PROBLEM TO WORK ON
Return all entries word for word, but drop any images.

SOURCE RECORDS
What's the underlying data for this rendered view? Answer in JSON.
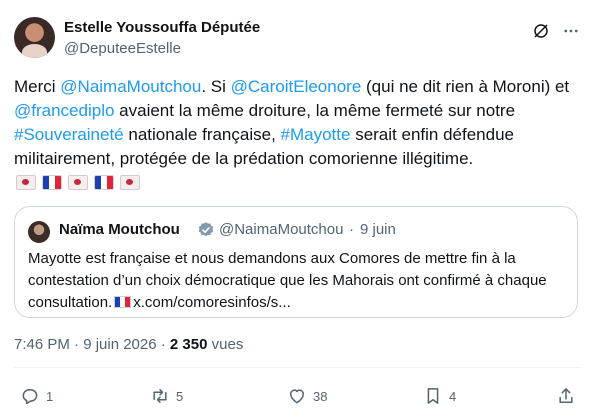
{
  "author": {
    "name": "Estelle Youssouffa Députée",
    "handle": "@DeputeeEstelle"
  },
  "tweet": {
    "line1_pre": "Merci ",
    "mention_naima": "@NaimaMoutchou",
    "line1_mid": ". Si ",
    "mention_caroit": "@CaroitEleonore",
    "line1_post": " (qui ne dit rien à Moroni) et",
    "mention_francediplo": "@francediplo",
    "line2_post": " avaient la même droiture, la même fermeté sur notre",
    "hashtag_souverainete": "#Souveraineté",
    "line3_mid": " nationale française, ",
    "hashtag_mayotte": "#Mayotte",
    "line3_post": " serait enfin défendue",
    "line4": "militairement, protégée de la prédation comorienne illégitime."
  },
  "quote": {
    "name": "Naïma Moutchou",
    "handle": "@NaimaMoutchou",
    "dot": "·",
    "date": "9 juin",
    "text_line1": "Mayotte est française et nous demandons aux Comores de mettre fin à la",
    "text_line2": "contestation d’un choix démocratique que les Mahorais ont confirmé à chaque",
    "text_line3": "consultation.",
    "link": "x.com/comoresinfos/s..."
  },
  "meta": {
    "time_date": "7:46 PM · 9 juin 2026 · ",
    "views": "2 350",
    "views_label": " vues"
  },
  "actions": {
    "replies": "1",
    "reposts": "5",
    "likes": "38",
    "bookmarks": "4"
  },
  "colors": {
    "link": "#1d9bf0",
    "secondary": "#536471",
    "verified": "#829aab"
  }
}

RESPONSE BOX
What's the underlying data for this rendered view? Answer in JSON.
{
  "author": {
    "name": "Estelle Youssouffa Députée",
    "handle": "@DeputeeEstelle"
  },
  "tweet": {
    "line1_pre": "Merci ",
    "mention_naima": "@NaimaMoutchou",
    "line1_mid": ". Si ",
    "mention_caroit": "@CaroitEleonore",
    "line1_post": " (qui ne dit rien à Moroni) et",
    "mention_francediplo": "@francediplo",
    "line2_post": " avaient la même droiture, la même fermeté sur notre",
    "hashtag_souverainete": "#Souveraineté",
    "line3_mid": " nationale française, ",
    "hashtag_mayotte": "#Mayotte",
    "line3_post": " serait enfin défendue",
    "line4": "militairement, protégée de la prédation comorienne illégitime."
  },
  "quote": {
    "name": "Naïma Moutchou",
    "handle": "@NaimaMoutchou",
    "dot": "·",
    "date": "9 juin",
    "text_line1": "Mayotte est française et nous demandons aux Comores de mettre fin à la",
    "text_line2": "contestation d’un choix démocratique que les Mahorais ont confirmé à chaque",
    "text_line3": "consultation.",
    "link": "x.com/comoresinfos/s..."
  },
  "meta": {
    "time_date": "7:46 PM · 9 juin 2026 · ",
    "views": "2 350",
    "views_label": " vues"
  },
  "actions": {
    "replies": "1",
    "reposts": "5",
    "likes": "38",
    "bookmarks": "4"
  },
  "colors": {
    "link": "#1d9bf0",
    "secondary": "#536471",
    "verified": "#829aab"
  }
}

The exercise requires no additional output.